  • post-penetrating keratoplasty surgery
  • post-surgical or post-traumatic irregular astigmatism
  • certain corneal dystrophies
  • complications of transplanted cornea
  • post-traumatic corneal scarring
  • pterygium and/or corneal ectasia that cause visual impairment.

Note: UnitedHealthCare does not cover corneal topography for routine follow-up testing.

Because the code descriptor specifies “unilateral or bilateral,” you would report this code only once whether the optometrist tested one or both eyes. No modifier appendage is required either way, says Maggie M. Mac, CPC, CEMC, CHC, CMM, ICCE, AHIMA-approved ICD-10 CM/PCS trainer and president of Maggie Mac-Medical Practice Consulting in Clearwater, Fla.

Don’t miss: CPT® code 92025 is not used for manual keratoscopy, which is part of a single-system evaluation and management (E/M) or ophthalmological service (92002-92014), according to CPT® rules.

Consider Some Visual Fields Part of E/M

CPT® codes: 92081-92083 (Visual field examination, unilateral or bilateral, with interpretation and report…)

What it is: A VF test measures the extent of a patient’s field of vision as the eye fixates straight ahead with standard illumination, Shimanek explains. The test can help the optometrist discern peripheral vision lost and blind spots, which are plotted on visual field charts.

There are three CPT® codes for VF: 92081 (limited), 92082 (intermediate), and 92083 (extended).

Examples of indications for testing include glaucoma, trauma, visual pathway disorders, and optic nerve disorders, Shimanek says. And if the optometrist wants to report two VF codes together, you are out of luck, as Correct Coding Initiative (CCI) edits bundle the codes into mutually exclusive bundles, with the note that they cannot be unbundled (reported separately) under any circumstances.

Tips: Gross VF testing is considered a component of E/M and eye code exams, not to be reported separately, Shimanek says. Also, CPT® codes 92081 and 92082 are bundled into blepharoplasty (CPT® codes 15820-15823) when performed on the same day, and it is not appropriate to use code 92083 as documentation prior to the surgery, she says.

Optometrists often perform VFs prior to blepharoplasty to determine the extent to which drooping eyelids are limiting the patient’s vision.

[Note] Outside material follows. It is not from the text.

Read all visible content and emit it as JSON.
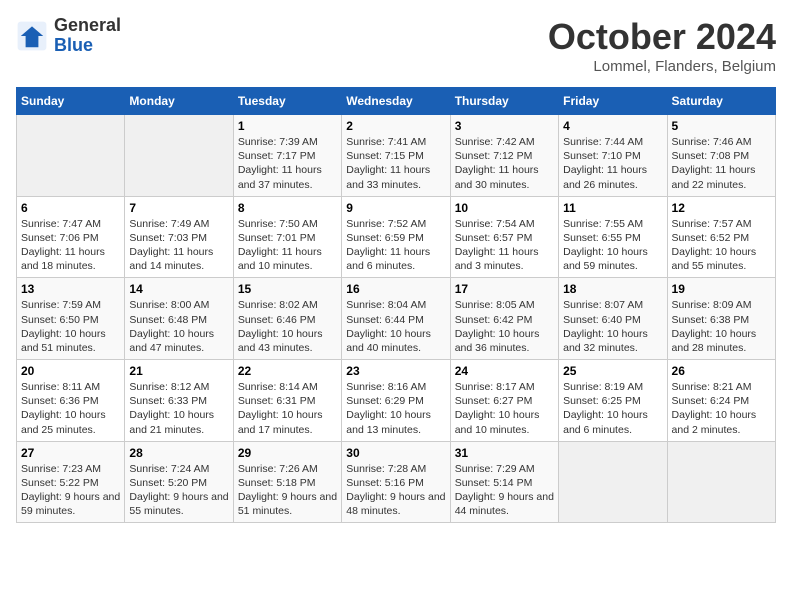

Traditionally, many payers required two sets of visual fields: one with the patient’s eyelids untaped, and the other with the eyelids taped up, to show how much the visual fields improved. However, many payers no longer require two sets of VFs, Shimanek says, so check with the local coverage policy.

Note: Check Optometry Coding & Billing Alert’s next issue for Part III, which will address the coding rules and guidelines for more specific diagnostic tests.